NEW HAVEN, Conn. (WTNH) — Doctors are seeing an alarming rise in the number of pancreatic cancer cases each year, particularly in younger women. Instead of going up half a percent each year, St. Vincent’s Medical Center surgical oncologist Charles Cha says it’s now one percent a year. And they are seeing a higher rise in pancreatic cancer cases in younger women.
“Younger women age less than 55 and particularly age less than 35 it’s increased at an alarming rate,” says Dr. Cha.
It isn’t known why, but Dr. Cha says it could be environmental or more cases detected early.
Nicki Brustman is a North Branford math teacher who enjoys a full and busy life with her family. Nineteen years ago she had a blood clot in her leg. This summer it happened again and she sought medical treatment. Nicki’s hematologist ordered a CT scan of her abdomen which revealed something.
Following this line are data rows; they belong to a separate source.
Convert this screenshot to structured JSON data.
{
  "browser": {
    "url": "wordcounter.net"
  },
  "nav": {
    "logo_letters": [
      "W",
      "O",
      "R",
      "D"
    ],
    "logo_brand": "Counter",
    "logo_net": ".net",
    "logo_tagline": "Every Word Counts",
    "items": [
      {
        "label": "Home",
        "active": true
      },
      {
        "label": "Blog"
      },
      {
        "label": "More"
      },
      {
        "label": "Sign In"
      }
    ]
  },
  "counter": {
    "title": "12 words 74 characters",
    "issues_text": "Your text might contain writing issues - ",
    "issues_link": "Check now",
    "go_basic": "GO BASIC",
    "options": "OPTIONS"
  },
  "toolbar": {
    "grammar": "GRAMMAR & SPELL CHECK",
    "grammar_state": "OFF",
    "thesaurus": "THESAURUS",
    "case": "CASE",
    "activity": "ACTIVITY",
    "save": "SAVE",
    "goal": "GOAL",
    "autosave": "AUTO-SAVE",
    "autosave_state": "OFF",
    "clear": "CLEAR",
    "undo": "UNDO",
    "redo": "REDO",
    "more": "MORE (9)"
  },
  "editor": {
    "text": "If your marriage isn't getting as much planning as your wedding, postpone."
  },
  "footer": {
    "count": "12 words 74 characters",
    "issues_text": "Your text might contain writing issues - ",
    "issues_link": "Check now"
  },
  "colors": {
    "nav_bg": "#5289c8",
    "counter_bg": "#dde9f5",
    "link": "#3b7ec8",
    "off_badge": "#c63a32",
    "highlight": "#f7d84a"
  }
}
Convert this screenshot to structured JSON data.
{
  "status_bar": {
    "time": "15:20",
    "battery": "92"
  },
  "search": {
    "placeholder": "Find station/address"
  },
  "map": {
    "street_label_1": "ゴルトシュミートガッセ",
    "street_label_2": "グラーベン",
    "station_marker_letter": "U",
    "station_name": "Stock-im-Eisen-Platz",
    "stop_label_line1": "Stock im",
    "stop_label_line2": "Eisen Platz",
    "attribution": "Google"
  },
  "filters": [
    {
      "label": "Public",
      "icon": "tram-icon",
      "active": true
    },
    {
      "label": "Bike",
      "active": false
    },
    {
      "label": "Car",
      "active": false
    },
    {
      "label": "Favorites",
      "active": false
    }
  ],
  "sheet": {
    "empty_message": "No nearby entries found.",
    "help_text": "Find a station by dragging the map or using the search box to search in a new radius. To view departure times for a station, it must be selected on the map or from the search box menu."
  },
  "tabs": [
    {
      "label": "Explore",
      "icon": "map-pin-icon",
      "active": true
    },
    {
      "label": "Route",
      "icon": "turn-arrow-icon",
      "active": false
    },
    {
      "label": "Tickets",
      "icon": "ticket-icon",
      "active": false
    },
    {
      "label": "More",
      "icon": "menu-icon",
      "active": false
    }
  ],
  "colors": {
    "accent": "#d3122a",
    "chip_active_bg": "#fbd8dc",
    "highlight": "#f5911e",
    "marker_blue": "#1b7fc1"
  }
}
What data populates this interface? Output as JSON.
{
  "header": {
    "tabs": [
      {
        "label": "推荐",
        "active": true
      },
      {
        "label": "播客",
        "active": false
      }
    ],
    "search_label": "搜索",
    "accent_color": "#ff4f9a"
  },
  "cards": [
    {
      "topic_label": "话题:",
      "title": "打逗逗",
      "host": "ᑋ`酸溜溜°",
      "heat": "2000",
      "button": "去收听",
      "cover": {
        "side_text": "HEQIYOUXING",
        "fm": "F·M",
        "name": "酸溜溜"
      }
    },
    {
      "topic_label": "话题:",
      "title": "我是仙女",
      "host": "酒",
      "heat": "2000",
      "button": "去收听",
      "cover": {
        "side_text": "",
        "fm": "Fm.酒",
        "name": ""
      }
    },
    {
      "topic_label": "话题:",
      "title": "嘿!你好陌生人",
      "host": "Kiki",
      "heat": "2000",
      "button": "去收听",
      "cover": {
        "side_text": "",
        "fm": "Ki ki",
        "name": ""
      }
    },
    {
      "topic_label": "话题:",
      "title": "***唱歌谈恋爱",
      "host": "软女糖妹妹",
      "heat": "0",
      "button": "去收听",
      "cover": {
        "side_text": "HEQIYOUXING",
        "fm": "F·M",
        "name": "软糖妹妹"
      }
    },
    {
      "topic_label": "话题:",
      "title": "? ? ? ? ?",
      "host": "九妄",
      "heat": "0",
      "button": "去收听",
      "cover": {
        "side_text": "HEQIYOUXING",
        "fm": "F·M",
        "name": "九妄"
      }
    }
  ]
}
“I got a phone call the very next day that they had found something on my pancreas. Nothing that I ever expected. Nothing that I don’t believe that my hematologist was expecting,” says Nicki.
She was told it was a suspicious mass, later described as a neuroendocrine tumor.
“Just by luck, in my case by luck, they found that.”
Pancreatic cancer is the fourth leading cause of cancer death with a five-year survival rate of only about 10 percent.
Nicki is scheduled to have part of her pancreas removed in late November with the Whipple Procedure.
She is grateful that her tumor was detected early and has these words to share: “You have to listen to your body. If it’s telling you that something’s wrong you need to go get it checked. It could save your life.”